In October, Sir John Eliot Gardiner digs around Czech Roots. Janáček’s Glagolitic Mass – a monster of a choral work sung in Old Church Slavonic – is partnered with Dvořák’s symphonic poem, The Golden Spinning Wheel. Grisly deeds are committed by a jealous stepmother and stepsister who murder and dismember Dornička only for their crime to be exposed by a magical singing spinning wheel… it’s darker than Grimm. Dvořák’s is programmed with Josef Suk in Gardiner’s second concert, a natural pairing as Dvořák was Suk’s father-in-law. Truls Mørk plays Dvořák’s melodic Cello Concerto, full of wistful Czech melodies, while Suk’s Asrael Symphony makes up the rarer half of the concert. The work is titled after Asrael, the Old Testament angel of death: Suk was in the middle of composing it when his wife, Otilie (Dvořák’s daughter) died.

Antoine Tamestit, who curates his own Artist Portrait series © Julien Mignot
Antoine Tamestit, who curates his own Artist Portrait series
© Julien Mignot

Gianandrea Noseda was Principal Guest Conductor at the Mariinsky for a decade, where he learnt much Russian repertoire, so is the perfect guide through Russian Roots. Noseda continues his Shostakovich symphony cycle with the Sixth, Seventh and Ninth next season. The Seventh is the massive “Leningrad” Symphony, composed during the Second World War and dedicated to the besieged city. It came to symbolise Leningrad’s stoic resistance to German invasion, although Shostakovich was later reported as saying that he depicted the Leningrad “that Stalin destroyed and Hitler merely finished off”. The Ninth confounded expectations: originally intended as a celebration of the Soviet victory over the Nazis, the authorities expected a grand work in the tradition of Beethoven’s Ninth. Instead, Shostakovich delivered a pithy work which oftens seems to playing musical games, poking fun. Prokofiev piano concertos – the Second and Third – feature, along with the suite from Rimsky-Korsakov’s The Legend of the Invisible City of Kitezh, a deeply spiritual opera often called the “Russian Parsifal”. The Russian Roots thread also contains a number of chamber recitals at LSO St Lukes, including the Gringolts Quartet.

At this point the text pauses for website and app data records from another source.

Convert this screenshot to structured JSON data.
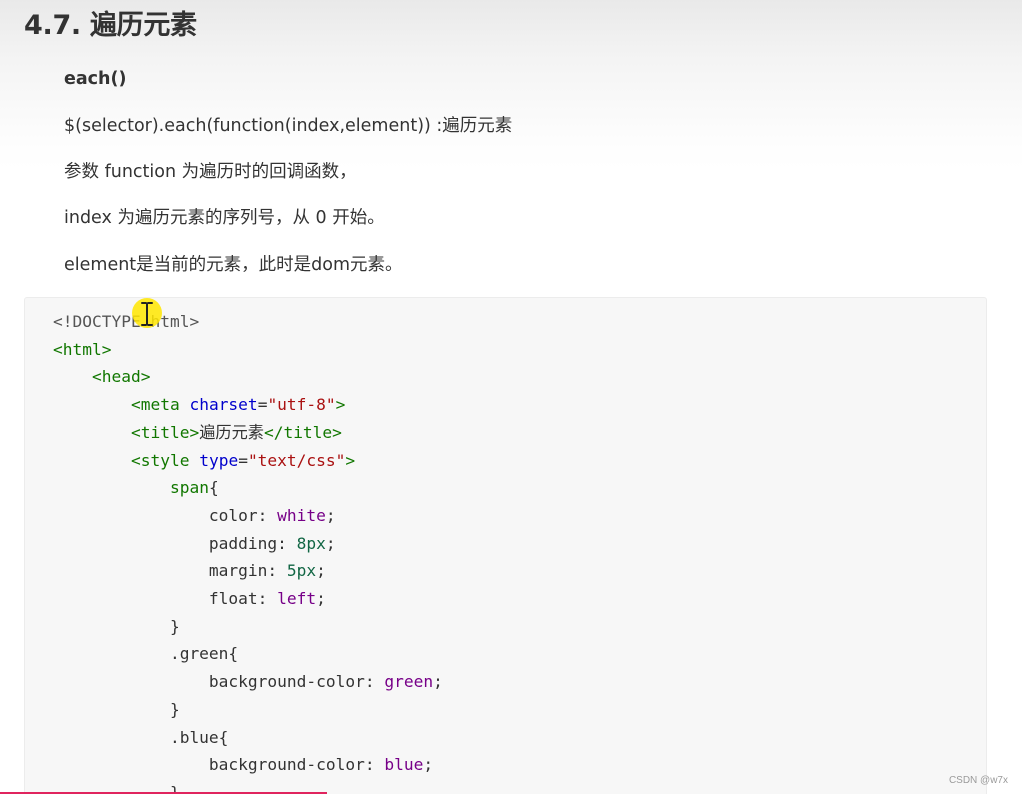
{
  "section": {
    "heading": "4.7. 遍历元素",
    "paragraphs": [
      "each()",
      "$(selector).each(function(index,element)) :遍历元素",
      "参数 function 为遍历时的回调函数，",
      "index 为遍历元素的序列号，从 0 开始。",
      "element是当前的元素，此时是dom元素。"
    ]
  },
  "code": {
    "lines": [
      [
        {
          "t": "doctype",
          "v": "<!DOCTYPE html>"
        }
      ],
      [
        {
          "t": "tag",
          "v": "<html>"
        }
      ],
      [
        {
          "t": "pun",
          "v": "    "
        },
        {
          "t": "tag",
          "v": "<head>"
        }
      ],
      [
        {
          "t": "pun",
          "v": "        "
        },
        {
          "t": "tag",
          "v": "<meta "
        },
        {
          "t": "attr",
          "v": "charset"
        },
        {
          "t": "pun",
          "v": "="
        },
        {
          "t": "str",
          "v": "\"utf-8\""
        },
        {
          "t": "tag",
          "v": ">"
        }
      ],
      [
        {
          "t": "pun",
          "v": "        "
        },
        {
          "t": "tag",
          "v": "<title>"
        },
        {
          "t": "pun",
          "v": "遍历元素"
        },
        {
          "t": "tag",
          "v": "</title>"
        }
      ],
      [
        {
          "t": "pun",
          "v": "        "
        },
        {
          "t": "tag",
          "v": "<style "
        },
        {
          "t": "attr",
          "v": "type"
        },
        {
          "t": "pun",
          "v": "="
        },
        {
          "t": "str",
          "v": "\"text/css\""
        },
        {
          "t": "tag",
          "v": ">"
        }
      ],
      [
        {
          "t": "pun",
          "v": "            "
        },
        {
          "t": "tag",
          "v": "span"
        },
        {
          "t": "pun",
          "v": "{"
        }
      ],
      [
        {
          "t": "pun",
          "v": "                color: "
        },
        {
          "t": "val",
          "v": "white"
        },
        {
          "t": "pun",
          "v": ";"
        }
      ],
      [
        {
          "t": "pun",
          "v": "                padding: "
        },
        {
          "t": "num",
          "v": "8px"
        },
        {
          "t": "pun",
          "v": ";"
        }
      ],
      [
        {
          "t": "pun",
          "v": "                margin: "
        },
        {
          "t": "num",
          "v": "5px"
        },
        {
          "t": "pun",
          "v": ";"
        }
      ],
      [
        {
          "t": "pun",
          "v": "                float: "
        },
        {
          "t": "val",
          "v": "left"
        },
        {
          "t": "pun",
          "v": ";"
        }
      ],
      [
        {
          "t": "pun",
          "v": "            }"
        }
      ],
      [
        {
          "t": "pun",
          "v": "            .green{"
        }
      ],
      [
        {
          "t": "pun",
          "v": "                background-color: "
        },
        {
          "t": "val",
          "v": "green"
        },
        {
          "t": "pun",
          "v": ";"
        }
      ],
      [
        {
          "t": "pun",
          "v": "            }"
        }
      ],
      [
        {
          "t": "pun",
          "v": "            .blue{"
        }
      ],
      [
        {
          "t": "pun",
          "v": "                background-color: "
        },
        {
          "t": "val",
          "v": "blue"
        },
        {
          "t": "pun",
          "v": ";"
        }
      ],
      [
        {
          "t": "pun",
          "v": "            }"
        }
      ]
    ]
  },
  "watermark": "CSDN @w7x",
  "video_progress": 0.32,
  "colors": {
    "tag": "#117700",
    "attr": "#0000cc",
    "string": "#aa1111",
    "keyword_value": "#770088",
    "number": "#116644",
    "progress": "#e0245e",
    "cursor_highlight": "#ffe600"
  },
  "icons": {
    "cursor": "ibeam-icon"
  }
}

For his British Roots series, Antonio Pappano focuses on two symphonies by Ralph Vaughan Williams – the Fourth and the Sixth. Both are severe works, the latter associated with themes of war, especially to the postwar first audiences. RVW denied this, offering the rebuke, “It never seems to occur to people that a man might just want to write a piece of music.” Pappano “roots” the Fourth with Elgar’s song cycle Sea Pictures, featuring Dame Sarah Connolly, while Britten and Tippett both feature.

Principal Guest Conductor François-Xavier Roth © Doug Peters
Principal Guest Conductor François-Xavier Roth
© Doug Peters
2020 sees the 250th anniversary of the birth of Beethoven, so expect to hear plenty of Ludwig in your concert halls. Rattle is at the helm of the LSO’s celebrations, with performances of the Seventh and Ninth Symphonies along with the rarely heard dramatic oratorio Christ on the Mount of Olives, portraying Jesus in the Garden of Gethsemane before his arrest and crucifixion. The London Symphony Chorus performs the oratorio in January, but you can take part in Simon Halsey’s “Singing Day” in September to experience Beethoven’s oratorio first-hand!

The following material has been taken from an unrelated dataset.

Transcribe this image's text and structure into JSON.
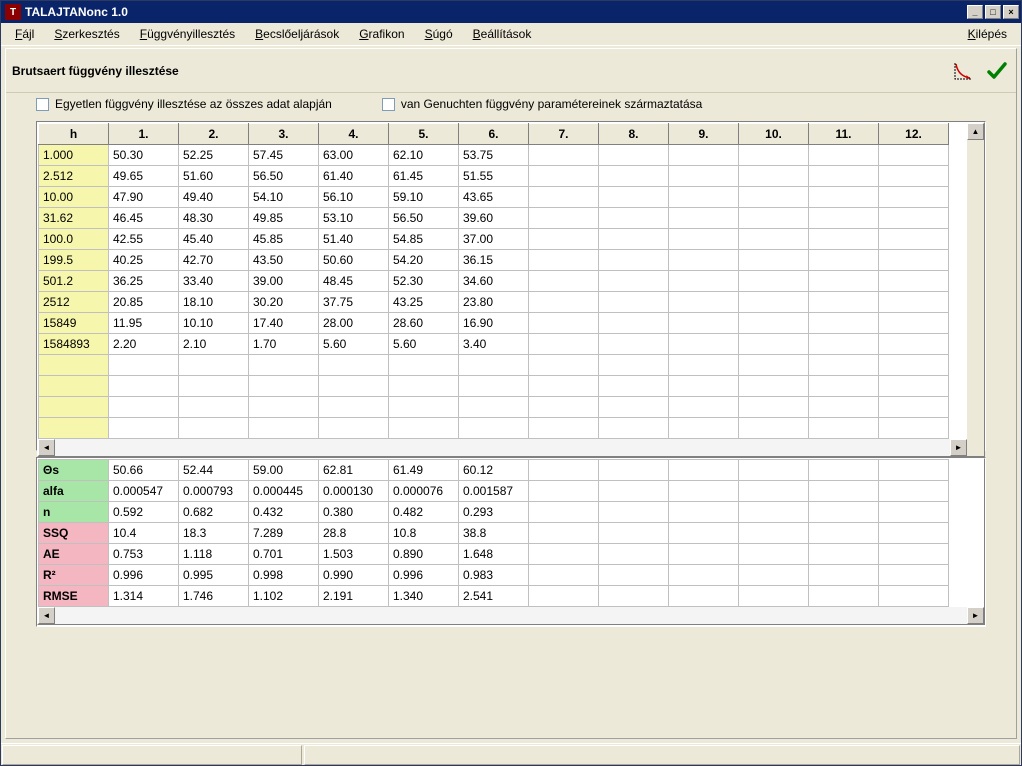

Former principal conductor Michael Tilson Thomas made his debut with the LSO in 1970. To mark his 50th anniversary, MTT conducts Berlioz’ Roméo et Juliette – a work he much loves – and a Russian programme of Tchaikovsky and Prokofiev.

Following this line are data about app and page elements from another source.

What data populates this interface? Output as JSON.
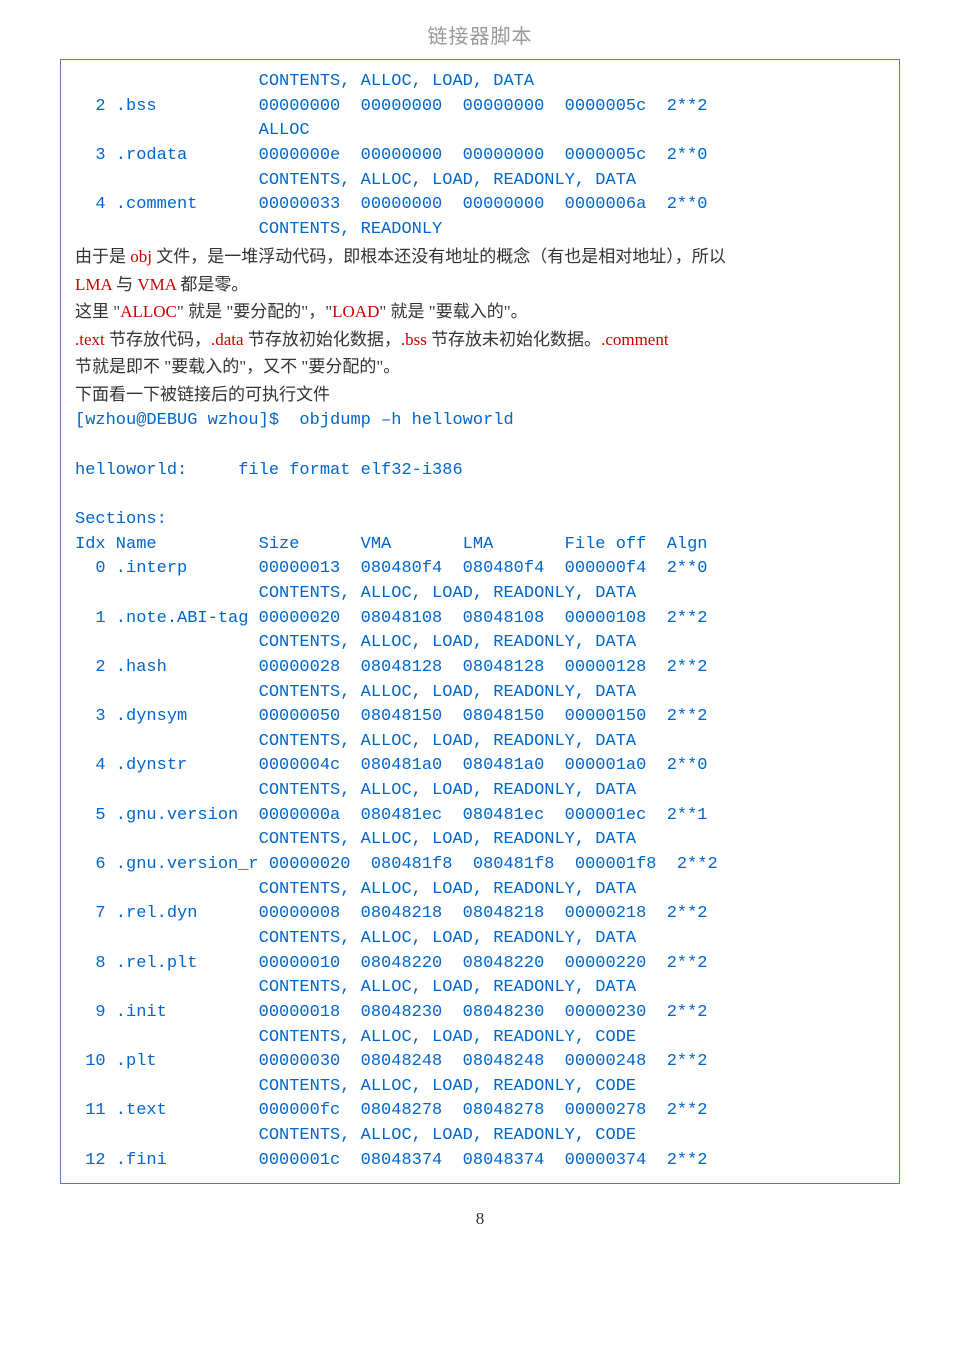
{
  "header": "链接器脚本",
  "lines": [
    {
      "type": "code",
      "text": "                  CONTENTS, ALLOC, LOAD, DATA"
    },
    {
      "type": "code",
      "text": "  2 .bss          00000000  00000000  00000000  0000005c  2**2"
    },
    {
      "type": "code",
      "text": "                  ALLOC"
    },
    {
      "type": "code",
      "text": "  3 .rodata       0000000e  00000000  00000000  0000005c  2**0"
    },
    {
      "type": "code",
      "text": "                  CONTENTS, ALLOC, LOAD, READONLY, DATA"
    },
    {
      "type": "code",
      "text": "  4 .comment      00000033  00000000  00000000  0000006a  2**0"
    },
    {
      "type": "code",
      "text": "                  CONTENTS, READONLY"
    },
    {
      "type": "prose",
      "spans": [
        {
          "t": "由于是 ",
          "c": ""
        },
        {
          "t": "obj",
          "c": "red"
        },
        {
          "t": " 文件，是一堆浮动代码，即根本还没有地址的概念（有也是相对地址），所以",
          "c": ""
        }
      ]
    },
    {
      "type": "prose",
      "spans": [
        {
          "t": "LMA",
          "c": "red"
        },
        {
          "t": " 与 ",
          "c": ""
        },
        {
          "t": "VMA",
          "c": "red"
        },
        {
          "t": " 都是零。",
          "c": ""
        }
      ]
    },
    {
      "type": "prose",
      "spans": [
        {
          "t": "这里 \"",
          "c": ""
        },
        {
          "t": "ALLOC",
          "c": "red"
        },
        {
          "t": "\" 就是 \"要分配的\"，\"",
          "c": ""
        },
        {
          "t": "LOAD",
          "c": "red"
        },
        {
          "t": "\"  就是 \"要载入的\"。",
          "c": ""
        }
      ]
    },
    {
      "type": "prose",
      "spans": [
        {
          "t": ".text",
          "c": "red"
        },
        {
          "t": " 节存放代码，",
          "c": ""
        },
        {
          "t": ".data",
          "c": "red"
        },
        {
          "t": " 节存放初始化数据，",
          "c": ""
        },
        {
          "t": ".bss",
          "c": "red"
        },
        {
          "t": " 节存放未初始化数据。",
          "c": ""
        },
        {
          "t": ".comment",
          "c": "red"
        }
      ]
    },
    {
      "type": "prose",
      "spans": [
        {
          "t": "节就是即不 \"要载入的\"，又不 \"要分配的\"。",
          "c": ""
        }
      ]
    },
    {
      "type": "prose",
      "spans": [
        {
          "t": "下面看一下被链接后的可执行文件",
          "c": ""
        }
      ]
    },
    {
      "type": "code",
      "text": "[wzhou@DEBUG wzhou]$  objdump –h helloworld"
    },
    {
      "type": "code",
      "text": " "
    },
    {
      "type": "code",
      "text": "helloworld:     file format elf32-i386"
    },
    {
      "type": "code",
      "text": " "
    },
    {
      "type": "code",
      "text": "Sections:"
    },
    {
      "type": "code",
      "text": "Idx Name          Size      VMA       LMA       File off  Algn"
    },
    {
      "type": "code",
      "text": "  0 .interp       00000013  080480f4  080480f4  000000f4  2**0"
    },
    {
      "type": "code",
      "text": "                  CONTENTS, ALLOC, LOAD, READONLY, DATA"
    },
    {
      "type": "code",
      "text": "  1 .note.ABI-tag 00000020  08048108  08048108  00000108  2**2"
    },
    {
      "type": "code",
      "text": "                  CONTENTS, ALLOC, LOAD, READONLY, DATA"
    },
    {
      "type": "code",
      "text": "  2 .hash         00000028  08048128  08048128  00000128  2**2"
    },
    {
      "type": "code",
      "text": "                  CONTENTS, ALLOC, LOAD, READONLY, DATA"
    },
    {
      "type": "code",
      "text": "  3 .dynsym       00000050  08048150  08048150  00000150  2**2"
    },
    {
      "type": "code",
      "text": "                  CONTENTS, ALLOC, LOAD, READONLY, DATA"
    },
    {
      "type": "code",
      "text": "  4 .dynstr       0000004c  080481a0  080481a0  000001a0  2**0"
    },
    {
      "type": "code",
      "text": "                  CONTENTS, ALLOC, LOAD, READONLY, DATA"
    },
    {
      "type": "code",
      "text": "  5 .gnu.version  0000000a  080481ec  080481ec  000001ec  2**1"
    },
    {
      "type": "code",
      "text": "                  CONTENTS, ALLOC, LOAD, READONLY, DATA"
    },
    {
      "type": "code",
      "text": "  6 .gnu.version_r 00000020  080481f8  080481f8  000001f8  2**2"
    },
    {
      "type": "code",
      "text": "                  CONTENTS, ALLOC, LOAD, READONLY, DATA"
    },
    {
      "type": "code",
      "text": "  7 .rel.dyn      00000008  08048218  08048218  00000218  2**2"
    },
    {
      "type": "code",
      "text": "                  CONTENTS, ALLOC, LOAD, READONLY, DATA"
    },
    {
      "type": "code",
      "text": "  8 .rel.plt      00000010  08048220  08048220  00000220  2**2"
    },
    {
      "type": "code",
      "text": "                  CONTENTS, ALLOC, LOAD, READONLY, DATA"
    },
    {
      "type": "code",
      "text": "  9 .init         00000018  08048230  08048230  00000230  2**2"
    },
    {
      "type": "code",
      "text": "                  CONTENTS, ALLOC, LOAD, READONLY, CODE"
    },
    {
      "type": "code",
      "text": " 10 .plt          00000030  08048248  08048248  00000248  2**2"
    },
    {
      "type": "code",
      "text": "                  CONTENTS, ALLOC, LOAD, READONLY, CODE"
    },
    {
      "type": "code",
      "text": " 11 .text         000000fc  08048278  08048278  00000278  2**2"
    },
    {
      "type": "code",
      "text": "                  CONTENTS, ALLOC, LOAD, READONLY, CODE"
    },
    {
      "type": "code",
      "text": " 12 .fini         0000001c  08048374  08048374  00000374  2**2"
    }
  ],
  "page_number": "8"
}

Principal Guest Conductor François-Xavier Roth spearheads a Bartók series with two ballets: The Miraculous Mandarin (a murderous plot) and The Wooden Prince. Rattle conducts another stage work, Bartók’s sole opera, Bluebeard’s Castle. The start of the season also sees a Bartók Plus chamber series, featuring all six string quartets spread across five programmes.

Each season the LSO offers a valued soloist an Artist Portrait series combining LSO appearances with a series of chamber recitals they curate. Next year, viola player Antoine Tamestit takes the reins, joining players such as the Quatuor Arod, Jörg Widmann, Masaaki Suzuki and Colin Currie in some imaginatively planned recitals from Brahms to Berio. With the orchestra, Tamestit performs Widmann’s concerto – written for him – along with Berio’s Voci and Walton’s Viola Concerto.


Preview sponsored by the London Symphony Orchestra